I wish to call attention to two new and excellent leaflets for distribution at Women Suffrage meetings, which are just now almost as much to the fore as are revivalist, meetings. The first of these leaflets is issued by the Lancashire and Cheshire Women Textile and other Workers’ Representation Committee, and has for its title “Will Working Women have. Votes under Mr. Crooks’ Bill?” The leaflet gives facts and figures which prove incontrovertibly that the average proportion of working women out of the total of women voters examined in seventeen towns is 91 per cent. The other leaflet is issued by the I.L.P., and is signed by thirty-three women of the Independent Labour Party, who vouch for the accuracy of the facts and figures bearing on a similar inquiry which they have instituted.

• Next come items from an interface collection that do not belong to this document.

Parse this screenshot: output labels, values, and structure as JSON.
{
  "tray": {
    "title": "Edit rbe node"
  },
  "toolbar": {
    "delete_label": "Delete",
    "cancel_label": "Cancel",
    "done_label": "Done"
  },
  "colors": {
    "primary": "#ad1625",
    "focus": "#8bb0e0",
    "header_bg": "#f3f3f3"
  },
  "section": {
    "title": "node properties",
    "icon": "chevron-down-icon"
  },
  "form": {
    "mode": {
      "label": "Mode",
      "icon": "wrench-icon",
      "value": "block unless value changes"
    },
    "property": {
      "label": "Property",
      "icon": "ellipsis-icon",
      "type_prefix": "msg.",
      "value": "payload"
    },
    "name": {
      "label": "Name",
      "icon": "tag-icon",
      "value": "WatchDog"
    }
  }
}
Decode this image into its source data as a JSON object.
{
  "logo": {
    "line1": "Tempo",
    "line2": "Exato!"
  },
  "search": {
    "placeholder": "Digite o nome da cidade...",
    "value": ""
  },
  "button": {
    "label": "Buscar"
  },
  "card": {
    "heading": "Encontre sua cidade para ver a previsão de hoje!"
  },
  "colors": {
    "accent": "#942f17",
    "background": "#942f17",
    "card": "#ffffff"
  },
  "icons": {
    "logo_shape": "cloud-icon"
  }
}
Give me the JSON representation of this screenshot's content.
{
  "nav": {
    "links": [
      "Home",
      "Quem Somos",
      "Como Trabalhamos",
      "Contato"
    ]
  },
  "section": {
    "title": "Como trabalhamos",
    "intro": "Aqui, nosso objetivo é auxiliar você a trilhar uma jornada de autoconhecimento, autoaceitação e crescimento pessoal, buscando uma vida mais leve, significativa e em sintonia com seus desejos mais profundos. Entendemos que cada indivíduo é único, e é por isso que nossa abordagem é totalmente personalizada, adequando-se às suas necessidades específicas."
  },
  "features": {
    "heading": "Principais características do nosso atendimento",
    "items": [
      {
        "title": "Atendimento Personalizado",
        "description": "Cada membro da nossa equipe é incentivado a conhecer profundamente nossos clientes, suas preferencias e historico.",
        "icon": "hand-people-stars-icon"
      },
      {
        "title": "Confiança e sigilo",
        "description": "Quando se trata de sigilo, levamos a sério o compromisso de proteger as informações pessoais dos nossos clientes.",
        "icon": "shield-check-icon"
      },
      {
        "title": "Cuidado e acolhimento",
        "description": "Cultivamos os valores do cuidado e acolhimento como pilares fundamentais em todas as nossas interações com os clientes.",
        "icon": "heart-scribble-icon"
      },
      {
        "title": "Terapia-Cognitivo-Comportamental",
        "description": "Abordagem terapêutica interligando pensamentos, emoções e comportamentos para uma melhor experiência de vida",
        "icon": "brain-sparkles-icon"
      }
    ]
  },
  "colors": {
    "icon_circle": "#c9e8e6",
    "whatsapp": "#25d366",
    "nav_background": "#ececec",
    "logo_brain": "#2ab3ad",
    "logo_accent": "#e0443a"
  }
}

They, also, are in favour of the Women’s Enfranchisement Bill now before Parliament, and as they shrewdly remark, “A Bill on the Statute Book is worth two oh the Liberal programme!” We have much to do before May 12, when our Bill comes up for second reading in the House of Commons, and I advise all women who are working actively in the cause to send for copies of these two useful little leaflets.
DORA B. MONTEFIORE.